He further stated that, “On a wider scale, the growth of Public Relations in Africa is expanding and should create a convergence in telling stories about areas that place the continent in a positive spotlight. From identifying a sectoral asset in Africa’s response to the growth of ICT to being a watchdog for its narrative, opportunities abound to position and imbibe development through stakeholder engagement. Africa’s PR Dynamics in Information and Communication Technology should look more into the indices that make for long-term efficiency within corporate and conservative operations. These insights should then be used to evaluate and build a recurring push for the sector’s growth,”
To domesticate the opportunities in the sector, Mohammed urged ICT Organisations to focus on home-grown solutions pertinent and responsive to Africa’s own needs.
“Agile and young Africans who yearn for change and more impact teams are the deal to enhance more interests. These should be encouraged through further investments in human capacity development through existing hubs and upgrades in facilities to meet changing needs and innovative standards. These tech hubs, some of which already exists should inculcate business management platforms within their training and be more visible and access-free in Africa’s top metropolitan cities including Lagos, Accra, Nairobi, Addis Ababa, Johannesburg, Kigali, Kampala, Harare, and Cairo.
“This effort should be spearheaded by public-private partnerships using the African Continental Free Trade Area (AfCTA) as a fulcrum. The essence should also be on uniting Africa’s young people with various digital skills on a connecting platform that brings them together for collaborations, partnerships and problem-solving. It opens further the realisation of Africa’s digital agenda, especially with citizens who are being more receptive to the prospect and usage of data to make progressive decisions by the government, ”he said
In driving home his position, he observed that the continuous prospect of a thriving ICT sector in Africa is exciting as it remains a major catalyst to transformation evident in job creation, corporate financing, and investments.

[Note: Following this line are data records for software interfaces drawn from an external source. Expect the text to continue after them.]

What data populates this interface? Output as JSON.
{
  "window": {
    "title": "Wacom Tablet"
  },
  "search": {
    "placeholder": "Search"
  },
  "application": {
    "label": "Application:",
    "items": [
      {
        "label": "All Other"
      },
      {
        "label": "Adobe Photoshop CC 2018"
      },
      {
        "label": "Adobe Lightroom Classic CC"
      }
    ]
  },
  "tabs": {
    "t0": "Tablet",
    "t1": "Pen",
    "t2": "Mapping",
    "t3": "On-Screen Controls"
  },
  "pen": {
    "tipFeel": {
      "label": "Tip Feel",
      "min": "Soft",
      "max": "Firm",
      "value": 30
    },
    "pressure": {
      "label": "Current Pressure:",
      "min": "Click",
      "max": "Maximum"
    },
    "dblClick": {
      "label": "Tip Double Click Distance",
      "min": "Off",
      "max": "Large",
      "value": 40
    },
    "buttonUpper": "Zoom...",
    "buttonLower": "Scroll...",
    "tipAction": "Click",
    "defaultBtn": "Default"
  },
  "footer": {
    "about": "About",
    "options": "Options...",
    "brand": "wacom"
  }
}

“Nevertheless, the dynamics should read toward empowering Africa across the board. The media should thus be a proponent of actuality in not just reporting the status but pushing for perspectives to manage the right conversations that attract long-term opportunities,” he added.